Supervisors: How to empower the volunteers they oversee
In 2011, 26.5 percent of Michigan residents volunteered through an organization.
According to the Corporation for National and Community Service, in 2011 the number of volunteers reached its highest level in five years, as 64.3 million Americans volunteered through an organization. In Michigan alone, 26.5 percent of residents volunteered their time, which is equivalent to approximately 233.6 hours of service.
With such an outstanding amount of volunteering happing in Michigan and across the United States, there must be people who work diligently to identify, select, orient, train, utilize, recruit and evaluate (ISOTURE). Often times, these diligent workers are called “supervisors of volunteers.” It may sound simple to work as a supervisor of volunteers, but in actuality, this profession can challenge a person to earn the trust and respect of the volunteers they supervise. Remember that volunteers don’t get paid for the work they do, so it’s likely that they are a motivated to volunteer for other reasons.
In seeking a trustworthy and respectful relationship between the volunteers and the supervisor, Michigan State University Extension says it may be helpful to consider the word “empowerment.” According to Jarene Frances Lee and Julia M. Catagnus in their book, What We Learned (the Hard Way) About Supervising Volunteers, a supervisor’s goal within their relations with a volunteer is to “empower them to be successful.” To empower a volunteer doesn’t mean that they should smother them or micro-manage their work. Rather, it means the supervisor inspires, energizes and encourages them as they accomplish their volunteer work.
Lee and Catagnus also outline in their book, 10 significant ways that a supervisor can empower their volunteers to be successful. They include:
- Express your passion for the mission of the organization and the goals of the work unit
- Demonstrate your competency
- Reflect a caring attitude toward the whole team – individually and collectively
- Be accessible and approachable
- Aim for consistency
- Provide a job description
- Offer top-notch training
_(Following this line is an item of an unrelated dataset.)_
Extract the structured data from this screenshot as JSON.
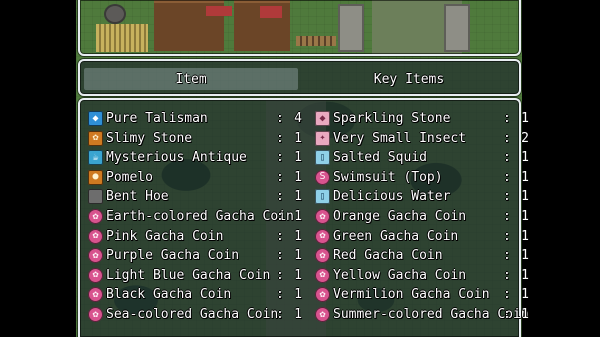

- Provide feedback
- Share information
- Express your appreciation
There are many resources that are available to help those who supervise volunteers to be successful. Watch for future articles from MSU Extension about working with volunteers.
Did you find this article useful?